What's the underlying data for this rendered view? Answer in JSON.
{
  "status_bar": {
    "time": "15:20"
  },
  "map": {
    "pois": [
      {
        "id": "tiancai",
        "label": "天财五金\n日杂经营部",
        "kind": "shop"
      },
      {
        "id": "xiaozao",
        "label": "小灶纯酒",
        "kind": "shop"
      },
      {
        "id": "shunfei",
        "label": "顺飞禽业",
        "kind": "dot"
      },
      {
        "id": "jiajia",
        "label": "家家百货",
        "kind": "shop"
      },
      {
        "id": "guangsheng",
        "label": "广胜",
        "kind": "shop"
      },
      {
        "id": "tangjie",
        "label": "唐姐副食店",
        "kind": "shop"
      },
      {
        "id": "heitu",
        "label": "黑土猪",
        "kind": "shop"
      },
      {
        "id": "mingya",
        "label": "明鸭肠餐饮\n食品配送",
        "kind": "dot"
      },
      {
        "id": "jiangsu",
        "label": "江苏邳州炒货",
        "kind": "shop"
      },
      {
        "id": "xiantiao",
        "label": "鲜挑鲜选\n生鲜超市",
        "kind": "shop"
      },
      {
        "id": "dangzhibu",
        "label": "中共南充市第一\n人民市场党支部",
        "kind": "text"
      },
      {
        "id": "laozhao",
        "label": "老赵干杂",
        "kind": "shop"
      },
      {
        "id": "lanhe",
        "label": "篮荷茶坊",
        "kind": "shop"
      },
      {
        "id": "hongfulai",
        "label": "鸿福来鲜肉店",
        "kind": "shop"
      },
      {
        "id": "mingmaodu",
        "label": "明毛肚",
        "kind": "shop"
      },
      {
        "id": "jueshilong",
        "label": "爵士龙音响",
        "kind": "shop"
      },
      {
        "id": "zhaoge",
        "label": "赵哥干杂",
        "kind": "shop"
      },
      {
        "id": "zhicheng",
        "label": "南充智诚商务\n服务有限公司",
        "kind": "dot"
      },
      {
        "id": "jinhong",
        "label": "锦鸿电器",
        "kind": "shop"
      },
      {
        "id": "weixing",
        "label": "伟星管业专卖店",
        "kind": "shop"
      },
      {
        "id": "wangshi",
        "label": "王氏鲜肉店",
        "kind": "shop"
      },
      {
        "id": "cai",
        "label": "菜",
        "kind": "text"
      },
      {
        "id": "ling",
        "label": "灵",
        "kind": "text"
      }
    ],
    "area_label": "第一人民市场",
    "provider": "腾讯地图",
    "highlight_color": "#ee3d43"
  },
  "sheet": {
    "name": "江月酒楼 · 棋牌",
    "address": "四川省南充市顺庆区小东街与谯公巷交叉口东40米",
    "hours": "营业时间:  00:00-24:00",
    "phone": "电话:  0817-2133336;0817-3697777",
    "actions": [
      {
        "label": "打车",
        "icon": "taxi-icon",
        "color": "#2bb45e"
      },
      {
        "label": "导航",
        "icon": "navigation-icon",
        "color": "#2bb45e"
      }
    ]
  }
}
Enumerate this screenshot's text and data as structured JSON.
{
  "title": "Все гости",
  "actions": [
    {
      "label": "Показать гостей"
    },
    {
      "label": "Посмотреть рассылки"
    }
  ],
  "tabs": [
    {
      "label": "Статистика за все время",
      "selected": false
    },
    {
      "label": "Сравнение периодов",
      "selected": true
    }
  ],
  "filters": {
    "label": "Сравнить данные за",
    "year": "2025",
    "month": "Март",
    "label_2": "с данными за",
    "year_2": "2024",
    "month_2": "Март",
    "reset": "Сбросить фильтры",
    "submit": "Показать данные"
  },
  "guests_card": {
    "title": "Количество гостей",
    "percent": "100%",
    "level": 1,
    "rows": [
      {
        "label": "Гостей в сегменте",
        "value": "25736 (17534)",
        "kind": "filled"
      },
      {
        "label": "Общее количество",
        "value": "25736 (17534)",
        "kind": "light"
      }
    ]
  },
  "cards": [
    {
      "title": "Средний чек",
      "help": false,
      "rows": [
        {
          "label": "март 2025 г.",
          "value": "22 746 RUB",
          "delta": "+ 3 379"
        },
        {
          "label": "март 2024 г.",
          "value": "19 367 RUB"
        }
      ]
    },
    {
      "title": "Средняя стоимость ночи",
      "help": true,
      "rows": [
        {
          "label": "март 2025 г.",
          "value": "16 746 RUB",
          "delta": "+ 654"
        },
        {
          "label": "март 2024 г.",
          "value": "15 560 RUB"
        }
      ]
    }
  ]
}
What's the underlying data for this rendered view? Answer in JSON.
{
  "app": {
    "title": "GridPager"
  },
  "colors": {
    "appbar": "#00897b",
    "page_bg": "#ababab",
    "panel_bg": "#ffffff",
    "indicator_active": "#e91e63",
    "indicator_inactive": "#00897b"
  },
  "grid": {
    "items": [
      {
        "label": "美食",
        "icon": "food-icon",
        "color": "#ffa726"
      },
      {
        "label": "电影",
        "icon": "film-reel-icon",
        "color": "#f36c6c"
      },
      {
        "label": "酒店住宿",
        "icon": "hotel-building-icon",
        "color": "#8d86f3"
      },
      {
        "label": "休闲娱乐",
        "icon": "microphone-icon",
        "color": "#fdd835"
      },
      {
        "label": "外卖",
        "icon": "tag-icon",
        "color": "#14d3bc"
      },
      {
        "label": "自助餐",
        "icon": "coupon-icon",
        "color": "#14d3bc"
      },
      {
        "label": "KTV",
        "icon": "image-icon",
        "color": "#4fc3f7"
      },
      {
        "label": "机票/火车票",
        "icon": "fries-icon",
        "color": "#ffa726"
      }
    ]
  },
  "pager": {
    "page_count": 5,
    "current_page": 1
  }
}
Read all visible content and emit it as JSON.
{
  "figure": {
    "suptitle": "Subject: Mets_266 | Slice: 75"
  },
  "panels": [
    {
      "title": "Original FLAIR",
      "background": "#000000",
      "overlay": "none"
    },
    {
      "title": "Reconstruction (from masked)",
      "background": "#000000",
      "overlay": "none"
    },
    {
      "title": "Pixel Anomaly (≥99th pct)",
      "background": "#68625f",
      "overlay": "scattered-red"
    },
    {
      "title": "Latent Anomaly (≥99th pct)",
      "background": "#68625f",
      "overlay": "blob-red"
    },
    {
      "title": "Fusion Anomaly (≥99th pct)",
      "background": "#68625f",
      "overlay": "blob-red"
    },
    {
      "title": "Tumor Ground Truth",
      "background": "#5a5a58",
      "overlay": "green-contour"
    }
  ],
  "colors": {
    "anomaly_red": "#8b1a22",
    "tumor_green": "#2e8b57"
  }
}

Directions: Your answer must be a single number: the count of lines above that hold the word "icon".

Your response: 10